### Dataset rows describing interfaces
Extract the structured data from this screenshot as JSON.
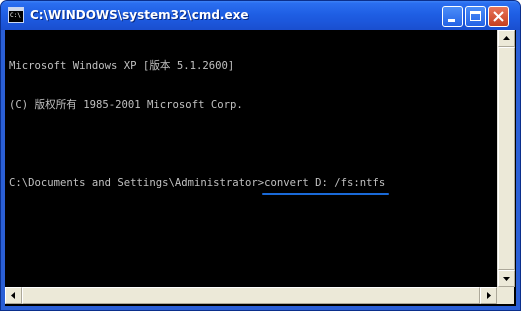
{
  "window": {
    "title": "C:\\WINDOWS\\system32\\cmd.exe",
    "icon_label": "C:\\",
    "controls": {
      "minimize": "minimize",
      "maximize": "maximize",
      "close": "close"
    }
  },
  "console": {
    "lines": [
      "Microsoft Windows XP [版本 5.1.2600]",
      "(C) 版权所有 1985-2001 Microsoft Corp.",
      "",
      "C:\\Documents and Settings\\Administrator>"
    ],
    "command": "convert D: /fs:ntfs"
  },
  "colors": {
    "console_bg": "#000000",
    "console_text": "#c0c0c0",
    "titlebar": "#1f5fe4",
    "highlight_underline": "#1a6ad8"
  }
}
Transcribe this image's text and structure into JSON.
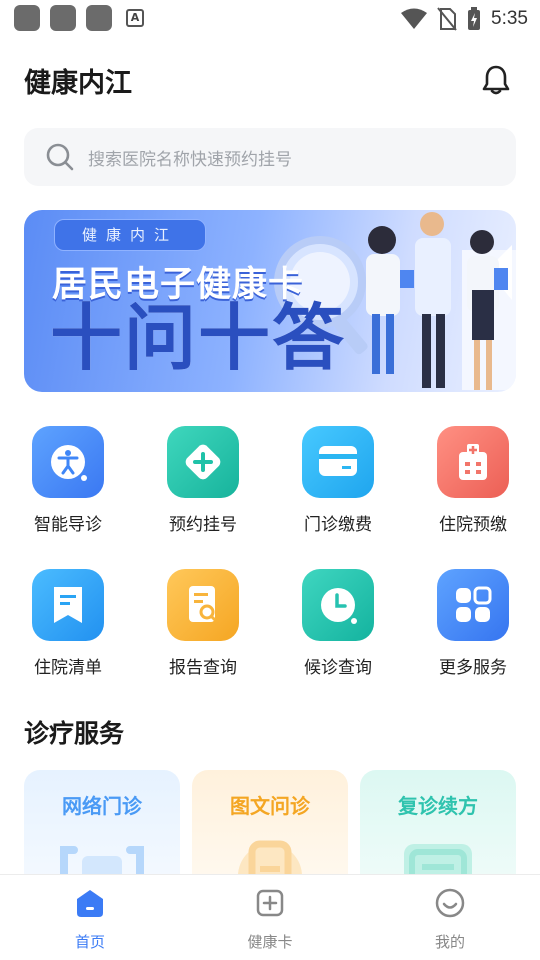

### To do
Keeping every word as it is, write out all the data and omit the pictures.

### Task response
Extract the structured data from this screenshot as JSON.
{
  "window": {
    "title": "C:\\WINDOWS\\system32\\cmd.exe",
    "icon_label": "C:\\",
    "controls": {
      "minimize": "minimize",
      "maximize": "maximize",
      "close": "close"
    }
  },
  "console": {
    "lines": [
      "Microsoft Windows XP [版本 5.1.2600]",
      "(C) 版权所有 1985-2001 Microsoft Corp.",
      "",
      "C:\\Documents and Settings\\Administrator>"
    ],
    "command": "convert D: /fs:ntfs"
  },
  "colors": {
    "console_bg": "#000000",
    "console_text": "#c0c0c0",
    "titlebar": "#1f5fe4",
    "highlight_underline": "#1a6ad8"
  }
}
Transcribe this image's text and structure into JSON.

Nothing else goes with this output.